Locals Share Thoughts on Long-suffering
compiled by Shannon Roberts
Christian Life Magazine asked several local residents the following questions: “What does long-suffering mean to you? What makes this fruit of the spirit easy or difficult to obtain?” Here are their responses.
“For me, long-suffering means choosing to let God’s peace flow within you regardless your external environment. It’s a faith game. Long-suffering can only exist if the work of faith and embracing peace is in progress. Life is going to be hard regardless. Job 14:1 confirms it. But just like Job, despite all odds, I know that faith and the peace that follows will give me the strength to make it through the unthinkable.” –
Sara Anne Martin
“It’s really about dying to self, thinking in terms of what’s really important as it relates to glorifying God. Most people … all people … are really selfish without Christ and even with Him, we struggle to keep that selfishness down. If we understand we’re all in the same boat and can put our own ??? aside, then we can see what long-suffering is about.
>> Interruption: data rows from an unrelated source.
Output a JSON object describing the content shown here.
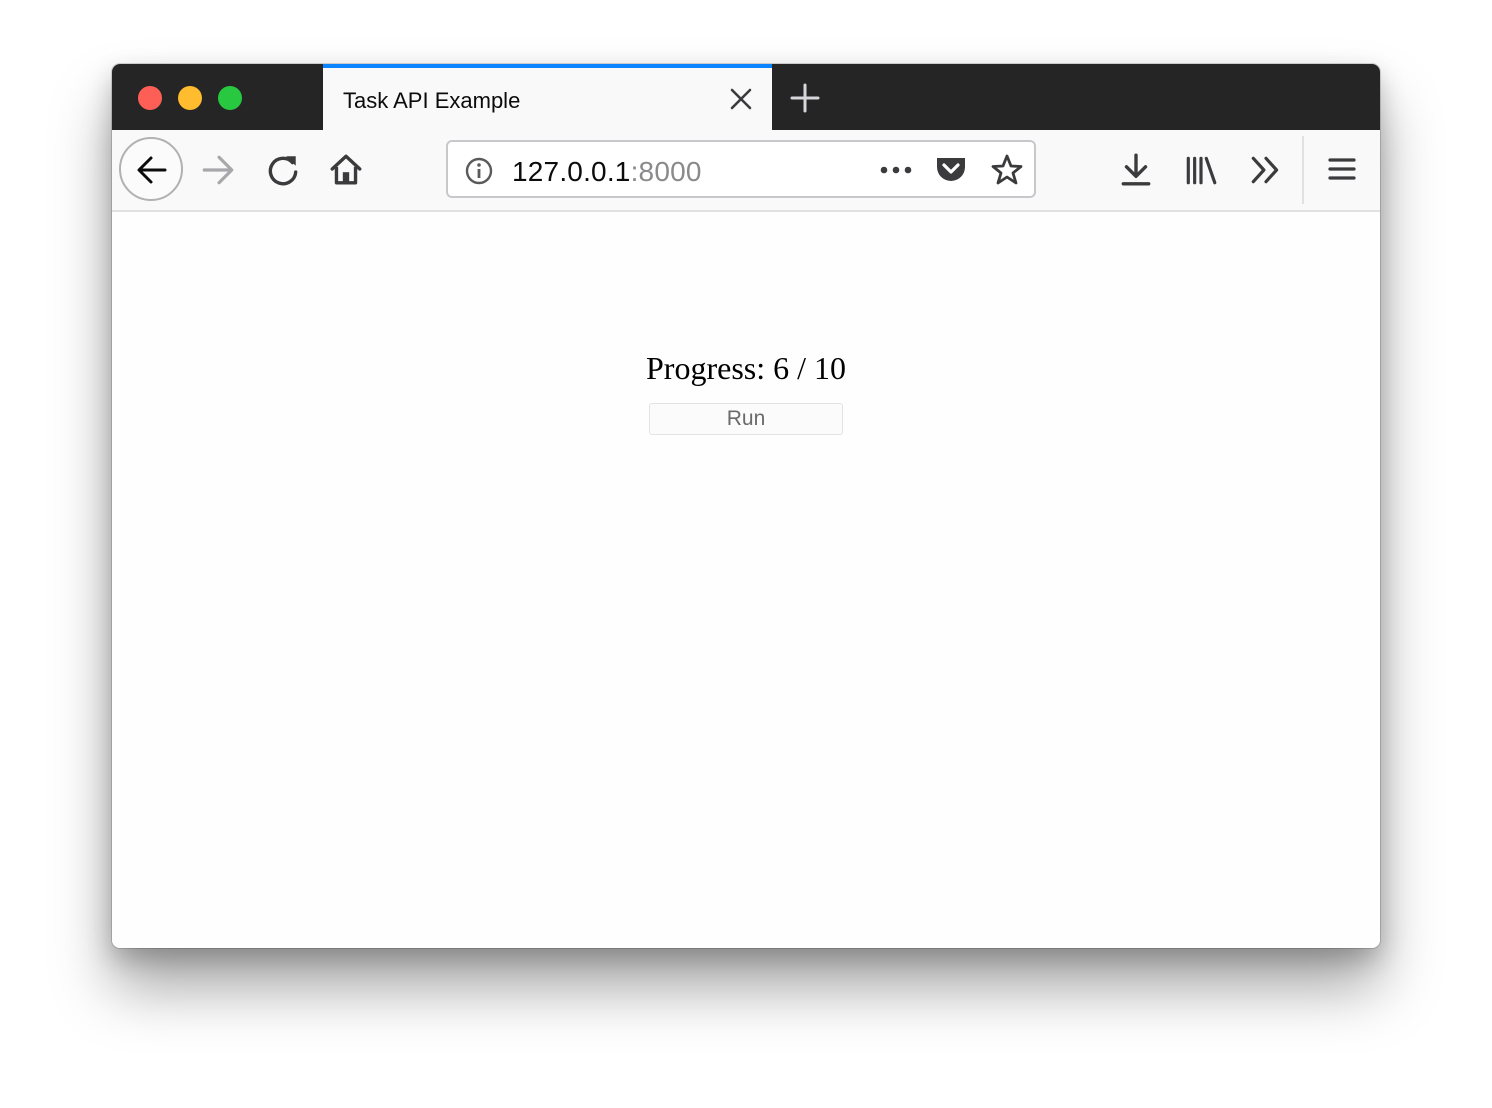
{
  "browser": {
    "tab": {
      "title": "Task API Example",
      "accent_color": "#0a84ff"
    },
    "url": {
      "host": "127.0.0.1",
      "port": ":8000"
    }
  },
  "icons": {
    "window_controls": [
      "close-dot-icon",
      "minimize-dot-icon",
      "maximize-dot-icon"
    ],
    "toolbar": [
      "back-arrow-icon",
      "forward-arrow-icon",
      "reload-icon",
      "home-icon",
      "info-icon",
      "more-dots-icon",
      "pocket-icon",
      "star-icon",
      "download-icon",
      "library-icon",
      "overflow-chevron-icon",
      "hamburger-menu-icon"
    ]
  },
  "page": {
    "progress_text": "Progress: 6 / 10",
    "run_label": "Run"
  }
}
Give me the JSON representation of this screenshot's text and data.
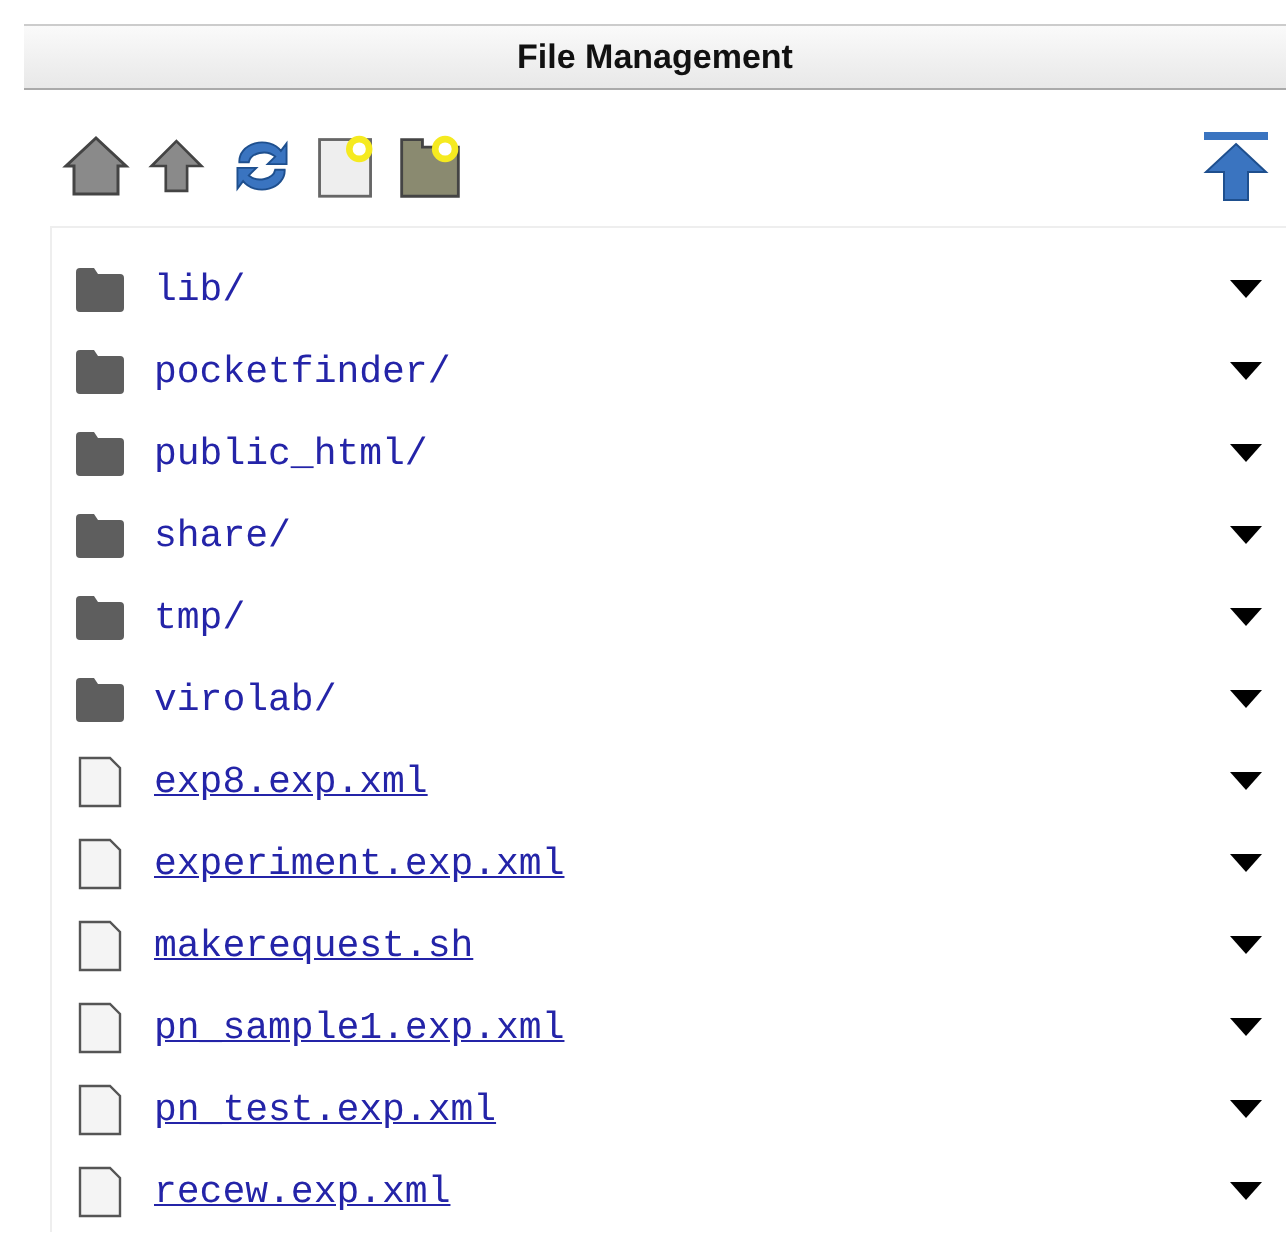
{
  "panel": {
    "title": "File Management"
  },
  "entries": [
    {
      "kind": "folder",
      "name": "lib/"
    },
    {
      "kind": "folder",
      "name": "pocketfinder/"
    },
    {
      "kind": "folder",
      "name": "public_html/"
    },
    {
      "kind": "folder",
      "name": "share/"
    },
    {
      "kind": "folder",
      "name": "tmp/"
    },
    {
      "kind": "folder",
      "name": "virolab/"
    },
    {
      "kind": "file",
      "name": "exp8.exp.xml"
    },
    {
      "kind": "file",
      "name": "experiment.exp.xml"
    },
    {
      "kind": "file",
      "name": "makerequest.sh"
    },
    {
      "kind": "file",
      "name": "pn_sample1.exp.xml"
    },
    {
      "kind": "file",
      "name": "pn_test.exp.xml"
    },
    {
      "kind": "file",
      "name": "recew.exp.xml"
    }
  ]
}
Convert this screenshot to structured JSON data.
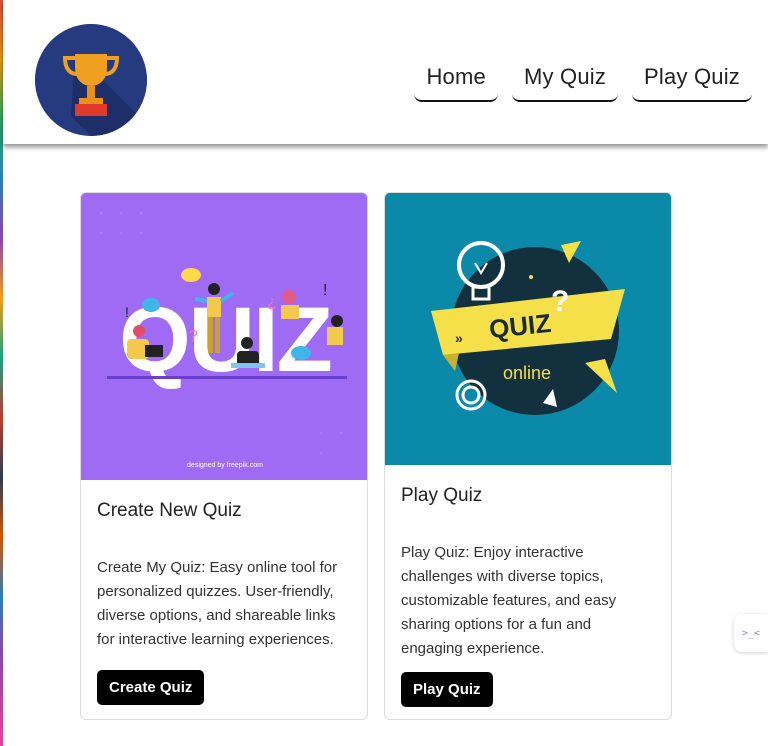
{
  "nav": {
    "links": [
      "Home",
      "My Quiz",
      "Play Quiz"
    ]
  },
  "logo": {
    "icon": "trophy-icon"
  },
  "cards": [
    {
      "title": "Create New Quiz",
      "text": "Create My Quiz: Easy online tool for personalized quizzes. User-friendly, diverse options, and shareable links for interactive learning experiences.",
      "button": "Create Quiz",
      "image": {
        "word": "QUIZ",
        "credit": "designed by freepik.com",
        "bg": "#9f6bf4"
      }
    },
    {
      "title": "Play Quiz",
      "text": "Play Quiz: Enjoy interactive challenges with diverse topics, customizable features, and easy sharing options for a fun and engaging experience.",
      "button": "Play Quiz",
      "image": {
        "word1": "QUIZ",
        "word2": "online",
        "bg": "#0a8aa8"
      }
    }
  ],
  "widget": {
    "glyph": ">_<"
  },
  "colors": {
    "accent": "#000000",
    "logo_bg": "#263a80",
    "trophy": "#f0a020"
  }
}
People aren’t coming from the same place. Being aware of where they’re coming from, how well they deal with their personal pain with the Lord determines how easy it is to do long-suffering. Every day you have to put Christ on the throne of your life. As for how someone can achieve long-suffering? Understanding that in the long-term, there is a benefit to all of it.”
“Long-suffering to me means experiencing strong feelings of shock, sadness, anger, social isolation, and bewilderment lasting for at least six months. My experience with long-suffering is much more emotional than physical. My season of long-suffering actually began in 2003 when a traumatic loss occurred in my life. I had strong feelings about this event for five to six years.
This fruit of the spirit is difficult to obtain because it takes a long time to finally begin to understand the possible reasons for going through hard times. By seeking the Lord in prayer, supporting each other, and reading His word, we can realize that we do indeed have strength while we endure long-suffering.”
“It’s a characteristic used to describe God’s nature, who He is and what He does. In the New Testament, it translates to a characteristic of believers. The natural result of a believer, someone who is trusting in God, is that they become long-suffering. The phrase ‘slow to anger’ is very picturesque. The Hebrew word for anger literally means ‘nostrils’ or nose. So this picture of anger is your nose flaring. The Hebrews would have read it as ‘long nose.’ Their nostrils aren’t fully flaring — it’s a level of tolerance. What about him is long-suffering or slow to anger? First, it has to be his approach to sin. God hates sin and he would be well within his rights to blow us out of our flip flops where we would cease to exist. But He doesn’t. He gives us a season of time to repent of our sins. So you see that reflected in 2 Peter 3:9. Peter says that ‘the Lord is not slow in fulfilling his promises as some count slowness, but is patient towards you, not wishing that any should perish, but that all should reach repentance.’ He allows (sin) to continue with the desire that people would repent. God is this creator who is longing for his creation to come back to him.”
Danny Mann, Pastor
Hebron Baptist Church, Denham Springs
Shannon is a Denham Springs native who has been writing since before she knew how words were put together. a 2015 graduate of LSu’s Manship School of Mass Communication, Shannon has worked as both a reporter and freelance writer for a number of publications and newspapers. When she’s not writing she enjoys thinking about the future, reading, and spending time with her rescue pup, Mocha.